Even if I had another month, I couldn’t get to them all. But I’d probably try.

Wednesday, September 01, 2004

A Guaranteed Income For Life?

Gotta love my parents. No doubt in my mind that I'll be getting some really fine poker chips from them this year for my birthday, the big 3-0. The other day though, they gave me this crazy book they found at a garage sale or junk shop called Poker: A Guaranteed Income Life by using the Advanced Concepts of Poker.

Now that's a long title. I've been down because they've added, against my wishes, "All You Need to Beat the Boys" to my title, "The Badass Girl's Guide to Poker." Leave me a comment of support if you agree that having that subtitle is ridiculous. Or if you think it's great -- make me see why. I could use it.

Anyway, this book is by a guy named Frank R. Wallace, who turns out to be, upon googling, quite a wacko! I'm not surprised, after reading the ellipse-overfilled first few pages and finding I will continually be treated to descriptions of card games such as this:
With a growling noise, Professor Merck deals. John watches the deck and sees the bottom card plus two other cards flash. He then studies Quintin Merck's green eyes ... they are watering from the cigarette smoke curling over his mustache and into his leathery face. Wearing a sweaty beret and an opened polo shirt, the wiry fifty-five-year-old college professor hunches over the table. Suddenly he looks up and frowns at John Finn.

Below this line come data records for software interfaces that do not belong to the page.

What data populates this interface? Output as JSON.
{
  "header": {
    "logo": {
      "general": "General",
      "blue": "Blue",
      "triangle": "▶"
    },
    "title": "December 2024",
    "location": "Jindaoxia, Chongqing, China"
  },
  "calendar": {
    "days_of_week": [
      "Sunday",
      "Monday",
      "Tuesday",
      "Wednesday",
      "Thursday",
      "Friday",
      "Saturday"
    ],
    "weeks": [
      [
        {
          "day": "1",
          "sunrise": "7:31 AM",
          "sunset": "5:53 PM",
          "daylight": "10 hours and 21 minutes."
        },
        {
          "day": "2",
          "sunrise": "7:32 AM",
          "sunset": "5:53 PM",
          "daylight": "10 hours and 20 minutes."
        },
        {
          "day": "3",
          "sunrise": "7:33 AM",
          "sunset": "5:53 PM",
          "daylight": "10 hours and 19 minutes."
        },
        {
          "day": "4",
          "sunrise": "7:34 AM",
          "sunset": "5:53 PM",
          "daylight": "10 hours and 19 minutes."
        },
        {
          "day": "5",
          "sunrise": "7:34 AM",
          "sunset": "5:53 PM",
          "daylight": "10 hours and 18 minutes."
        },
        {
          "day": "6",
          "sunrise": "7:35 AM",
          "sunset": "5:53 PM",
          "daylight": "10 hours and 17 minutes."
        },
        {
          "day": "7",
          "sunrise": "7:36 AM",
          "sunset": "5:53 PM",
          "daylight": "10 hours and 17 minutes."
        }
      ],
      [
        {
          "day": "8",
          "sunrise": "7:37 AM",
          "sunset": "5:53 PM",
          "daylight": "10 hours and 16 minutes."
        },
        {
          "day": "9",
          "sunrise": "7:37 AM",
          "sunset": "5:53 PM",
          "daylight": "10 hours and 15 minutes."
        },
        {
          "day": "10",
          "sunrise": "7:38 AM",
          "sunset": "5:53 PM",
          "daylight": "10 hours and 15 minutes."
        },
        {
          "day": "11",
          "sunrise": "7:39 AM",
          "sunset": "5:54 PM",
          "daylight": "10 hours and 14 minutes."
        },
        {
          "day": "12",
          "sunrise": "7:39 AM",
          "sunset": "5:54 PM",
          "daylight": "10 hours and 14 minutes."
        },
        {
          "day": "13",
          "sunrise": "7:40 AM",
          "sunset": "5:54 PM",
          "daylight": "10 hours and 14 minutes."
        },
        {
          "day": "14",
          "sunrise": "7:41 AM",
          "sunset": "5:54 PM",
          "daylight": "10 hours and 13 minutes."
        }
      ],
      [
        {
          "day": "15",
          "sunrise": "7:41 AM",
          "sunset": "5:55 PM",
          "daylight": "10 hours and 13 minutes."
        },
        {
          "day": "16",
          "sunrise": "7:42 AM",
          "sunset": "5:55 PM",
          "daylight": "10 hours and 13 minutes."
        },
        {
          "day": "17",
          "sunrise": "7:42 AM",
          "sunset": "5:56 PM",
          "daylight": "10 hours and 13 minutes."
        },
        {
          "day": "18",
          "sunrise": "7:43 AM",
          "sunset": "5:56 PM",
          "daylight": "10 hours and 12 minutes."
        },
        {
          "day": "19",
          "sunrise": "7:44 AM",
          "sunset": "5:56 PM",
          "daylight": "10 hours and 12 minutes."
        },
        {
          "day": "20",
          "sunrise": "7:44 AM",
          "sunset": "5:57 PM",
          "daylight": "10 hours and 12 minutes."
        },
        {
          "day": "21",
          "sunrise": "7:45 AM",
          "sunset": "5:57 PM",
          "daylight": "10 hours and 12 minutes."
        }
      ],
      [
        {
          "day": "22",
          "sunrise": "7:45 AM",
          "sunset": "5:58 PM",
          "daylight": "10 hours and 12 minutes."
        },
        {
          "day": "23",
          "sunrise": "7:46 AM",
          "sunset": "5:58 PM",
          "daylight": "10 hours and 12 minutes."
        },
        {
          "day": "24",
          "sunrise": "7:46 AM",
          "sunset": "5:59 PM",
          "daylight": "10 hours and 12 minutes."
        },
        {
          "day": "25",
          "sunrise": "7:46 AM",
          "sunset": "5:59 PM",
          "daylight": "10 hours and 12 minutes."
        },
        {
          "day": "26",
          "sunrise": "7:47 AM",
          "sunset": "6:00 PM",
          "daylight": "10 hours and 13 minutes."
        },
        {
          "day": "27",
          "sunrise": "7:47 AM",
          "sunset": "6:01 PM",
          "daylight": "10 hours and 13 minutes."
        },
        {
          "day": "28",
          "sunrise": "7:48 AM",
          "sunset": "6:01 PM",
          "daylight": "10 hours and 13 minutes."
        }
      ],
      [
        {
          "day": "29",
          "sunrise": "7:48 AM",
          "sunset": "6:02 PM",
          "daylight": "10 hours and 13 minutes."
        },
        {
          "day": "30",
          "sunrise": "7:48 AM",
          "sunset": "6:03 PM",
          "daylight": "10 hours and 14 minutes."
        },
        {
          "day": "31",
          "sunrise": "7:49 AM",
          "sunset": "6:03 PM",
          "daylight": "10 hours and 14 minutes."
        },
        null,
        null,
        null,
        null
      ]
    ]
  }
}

You can read what seems like the whole text of this out-of-print book here. Now to the writing. 2 weeks til due date. Aaaahhhhhh... Freak Out!
(c) Toby Leah Bochan